What you need to know about Georgian Bay’s receding water levels
Lake Huron’s water level hit a record low this past February, an inch below the previous record set in 1965—and it’s still dropping. This is the 13th year in a row that water levels for Huron, as well as Lake Michigan, have been below average. In Ontario’s Georgian Bay, the drop is especially damaging, closing marinas, cutting off water access to cottages and disrupting the entire ecosystem—including the sportfishery.
Why the drop? Long-term dredging to maintain the shipping channel on the St. Clair River, the only outflow from Lakes Huron and Michigan, has gradually increased the discharge of water. Add to that drier and warmer weather, and you have last summer’s lake levels, which sat at 75 centimetres below normal. That’s crisis condition, according to the International Joint Commission, the Canada-U.S. body overseeing cross-border water issues on the Great Lakes.
What’s the impact on fish? The receding water is cutting off access to wetlands and some rivermouths, spawning habitat for fish such as walleye, lake sturgeon, northern pike and muskies; about 80 per cent of Great Lakes fish species need wetlands at some point in their life cycle. Muskies are especially vulnerable because the juveniles rely on shallow marshes. Over several years of study, in fact, researchers from Hamilton, Ontario’s McMaster University failed to find juvenile muskies anywhere in southern Georgian Bay. And as the water gets shallower, it also gets hotter during summer. This promotes algal blooms and bacterial growth, both implicated in the high mortality of fish and birds. Says McMaster researcher Pat Chow: “The entire food web is changing.”

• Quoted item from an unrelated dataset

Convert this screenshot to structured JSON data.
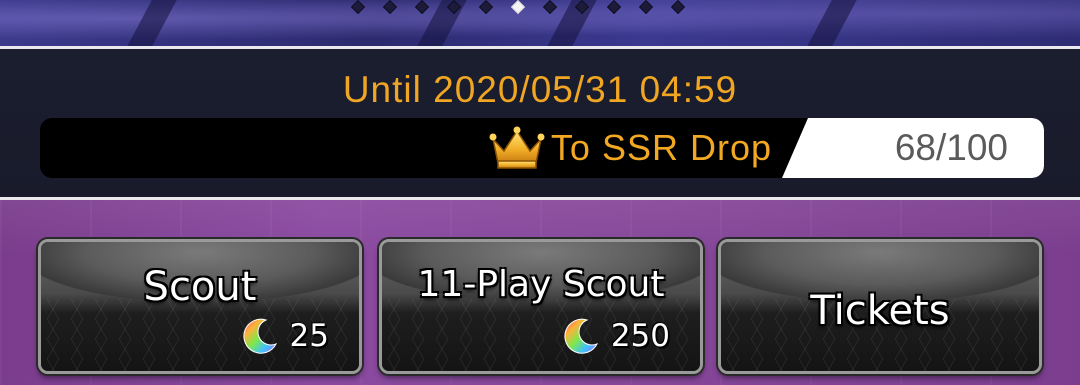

How’s the sportfishing? It’s also changing. Shoals are now islands, and there’s much more shallow water. This is forcing fish into new habitat and anglers to find new fishing spots. “We’ve definitely noticed the small- and largemouth bass have moved to different areas,” says Terry Crawford, a member of the Georgian Bay Hunters and Anglers. “And the pike numbers are getting lower.” Ironically, muskie anglers are doing better, says Davin Heinbuck, who maintains a voluntary log of fishing effort for Muskies Canada. Over the last 10 years, Georgian Bay angling hours per fish caught dropped along with average size, suggesting that juvenile fish are doing okay. Heinbuck’s conclusion? “Nature has a way of adapting.” But not everyone agrees. “Long term, these fish are in trouble,” says Mike McKie, president of the Georgian Bay Musky Association. “If the low water levels continue for a number of years, I can’t even imagine the damage that could be caused to the muskie population and the overall fishery.”
What can be done? A plan to place submerged sills to slow the outflow of the St. Clair River was abandoned in 1972, but it arguably remains the best solution. The Sierra Club’s Ontario chapter says it would cost $200 million to install the fish- and boat-friendly structures, but both the U.S. and Canada would need to okay the plan. While Ottawa seems supportive, any such scheme would also require the approval of the White House and the U.S. Congress—something unlikely to happen any time soon.